Bringing our research to bear in Bangladesh

Paul van Gardingen
July 28, 2016

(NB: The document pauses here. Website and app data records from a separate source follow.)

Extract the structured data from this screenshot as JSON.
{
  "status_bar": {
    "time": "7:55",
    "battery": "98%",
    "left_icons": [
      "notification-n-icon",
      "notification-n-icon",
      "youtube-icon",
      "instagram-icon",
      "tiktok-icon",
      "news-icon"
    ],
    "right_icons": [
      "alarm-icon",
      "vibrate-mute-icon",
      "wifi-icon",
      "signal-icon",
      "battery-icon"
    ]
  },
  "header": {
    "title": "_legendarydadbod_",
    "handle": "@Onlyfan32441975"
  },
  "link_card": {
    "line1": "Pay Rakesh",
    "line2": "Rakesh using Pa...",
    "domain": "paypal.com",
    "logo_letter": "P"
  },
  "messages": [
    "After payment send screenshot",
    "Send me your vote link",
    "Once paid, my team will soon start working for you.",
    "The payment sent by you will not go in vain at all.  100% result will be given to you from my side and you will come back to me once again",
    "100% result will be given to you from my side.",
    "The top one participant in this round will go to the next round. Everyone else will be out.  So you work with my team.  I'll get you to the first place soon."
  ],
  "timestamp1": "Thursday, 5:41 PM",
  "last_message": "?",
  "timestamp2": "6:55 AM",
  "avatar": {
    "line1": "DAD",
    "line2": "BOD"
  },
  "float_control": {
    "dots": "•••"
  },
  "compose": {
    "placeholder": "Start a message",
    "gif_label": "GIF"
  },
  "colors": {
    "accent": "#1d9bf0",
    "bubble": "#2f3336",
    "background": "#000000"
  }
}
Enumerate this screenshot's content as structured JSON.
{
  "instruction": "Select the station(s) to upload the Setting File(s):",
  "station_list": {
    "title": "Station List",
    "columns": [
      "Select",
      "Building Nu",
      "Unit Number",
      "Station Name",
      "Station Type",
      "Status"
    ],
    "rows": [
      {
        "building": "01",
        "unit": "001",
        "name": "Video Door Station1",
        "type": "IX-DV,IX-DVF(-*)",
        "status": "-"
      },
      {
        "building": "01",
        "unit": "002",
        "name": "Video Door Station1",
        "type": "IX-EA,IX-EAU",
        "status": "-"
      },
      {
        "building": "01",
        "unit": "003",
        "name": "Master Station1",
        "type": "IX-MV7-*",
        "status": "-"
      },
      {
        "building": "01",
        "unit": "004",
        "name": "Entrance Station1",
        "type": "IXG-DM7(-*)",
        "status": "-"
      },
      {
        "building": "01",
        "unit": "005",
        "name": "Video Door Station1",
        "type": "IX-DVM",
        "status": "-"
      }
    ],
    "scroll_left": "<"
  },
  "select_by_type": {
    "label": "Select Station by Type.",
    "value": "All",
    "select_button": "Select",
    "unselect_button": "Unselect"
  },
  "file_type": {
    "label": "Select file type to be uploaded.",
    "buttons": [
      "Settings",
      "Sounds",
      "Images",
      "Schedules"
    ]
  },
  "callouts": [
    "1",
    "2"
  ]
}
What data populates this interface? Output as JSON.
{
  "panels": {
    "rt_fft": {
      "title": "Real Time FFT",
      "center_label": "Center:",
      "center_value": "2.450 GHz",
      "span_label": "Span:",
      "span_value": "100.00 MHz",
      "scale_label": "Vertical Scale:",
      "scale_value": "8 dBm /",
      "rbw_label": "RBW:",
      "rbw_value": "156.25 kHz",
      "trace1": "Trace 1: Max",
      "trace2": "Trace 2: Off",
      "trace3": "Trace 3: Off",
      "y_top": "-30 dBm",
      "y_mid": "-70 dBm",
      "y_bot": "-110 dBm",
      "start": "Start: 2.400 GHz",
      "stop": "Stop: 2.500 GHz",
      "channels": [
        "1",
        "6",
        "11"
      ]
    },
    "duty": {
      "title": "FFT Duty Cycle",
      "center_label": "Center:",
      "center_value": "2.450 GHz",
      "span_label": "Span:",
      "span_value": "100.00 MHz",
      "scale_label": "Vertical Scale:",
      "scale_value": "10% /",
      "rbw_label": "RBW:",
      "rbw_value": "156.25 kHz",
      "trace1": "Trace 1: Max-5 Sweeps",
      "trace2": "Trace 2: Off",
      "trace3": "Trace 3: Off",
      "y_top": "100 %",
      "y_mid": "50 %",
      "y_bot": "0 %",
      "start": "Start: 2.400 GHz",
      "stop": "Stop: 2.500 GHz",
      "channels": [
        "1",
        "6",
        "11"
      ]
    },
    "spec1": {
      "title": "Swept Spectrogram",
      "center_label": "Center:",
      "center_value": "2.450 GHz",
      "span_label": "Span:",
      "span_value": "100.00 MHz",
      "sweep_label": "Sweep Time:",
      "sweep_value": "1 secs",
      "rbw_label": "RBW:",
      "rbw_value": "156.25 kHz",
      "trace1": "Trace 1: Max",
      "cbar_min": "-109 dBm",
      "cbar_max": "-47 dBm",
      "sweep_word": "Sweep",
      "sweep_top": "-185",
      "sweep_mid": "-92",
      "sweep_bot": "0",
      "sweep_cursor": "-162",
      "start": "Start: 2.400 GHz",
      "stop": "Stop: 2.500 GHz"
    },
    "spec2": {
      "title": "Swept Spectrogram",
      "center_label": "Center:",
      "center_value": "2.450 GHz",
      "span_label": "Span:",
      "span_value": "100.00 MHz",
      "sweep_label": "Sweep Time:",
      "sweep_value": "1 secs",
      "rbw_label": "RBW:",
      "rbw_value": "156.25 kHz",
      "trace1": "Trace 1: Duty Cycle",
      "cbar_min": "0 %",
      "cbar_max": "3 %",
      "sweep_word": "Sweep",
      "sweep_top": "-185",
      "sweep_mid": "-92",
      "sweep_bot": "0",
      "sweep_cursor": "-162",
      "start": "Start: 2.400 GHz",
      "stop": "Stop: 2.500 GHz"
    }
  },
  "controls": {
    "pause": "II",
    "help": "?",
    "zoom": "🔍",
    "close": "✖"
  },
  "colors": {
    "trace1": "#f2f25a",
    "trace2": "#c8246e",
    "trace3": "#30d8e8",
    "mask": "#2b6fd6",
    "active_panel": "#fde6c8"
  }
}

I recently returned from a trip to Bangladesh to attend the 21st Poverty-Environment Partnership (PEP) meeting. Further information can be found in my blog here.
 
Whilst there I took the opportunity to catch up with other important stakeholders focussed on the best ways to get ESPA’s amazing research from the region used in the region (and beyond). I met with Dr Saleemul Huq from the International Centre for Climate Change and Development, a key department of the Independent University of Bangladesh. Our discussion centred on possible ways to enhance how ESPA and the University can work together, including a series of learning hub events and supporting opinion pieces in local media.
 
ESPA has now funded seven projects in Bangladesh.  It's became very clear there is a great opportunity for our projects and their local partners to work with potential users of research including the Government of Bangladesh, Development Agencies, Civil Society and Business in the region to work together to turn ESPA’s research into practice….and through this to benefit the poor which is ultimately why we are here.
 
I was also heartened to hear from Shamshur Rahman Khan, Deputy Chief from the Ministry of Environment and Forests, that they are integrating the concept of ecosystem services in to their rolling five year plan for the very first time. We at ESPA will do all we can to help make that a reality.
 
 
Finally, I had a great catch up with our very own DELTAs team in the form of Professor Munsur Rahman and Professor Salehin Mashfiqus at the Bangladesh University of Engineering and Technology. This project finishes at the end of this year, and I’m so excited about some of the outcomes I’ve already seen. As of July this year the team has reported 25 journal articles and 4 book chapters with many more planned in the future.
 
DELTAs plan to use their proven modelling tools to make the link between science and policy/practice by enhancing relationship with the Bangladesh government through the Planning Commission and the General Economics Division. The team also plan two significant end of project conference to share the main results, one in Dhaka and the other in London (dates yet to be confirmed). It was great to see that everyone agreed there are significant benefits to be had from enhanced efforts to get evidence used to inform poverty related policy and practice in Bangladesh  
 
Now the hard work begins - or should I say continues - to make sure this happens.
 
Featured image courtesy of United Nations/M. Yousuf Tushar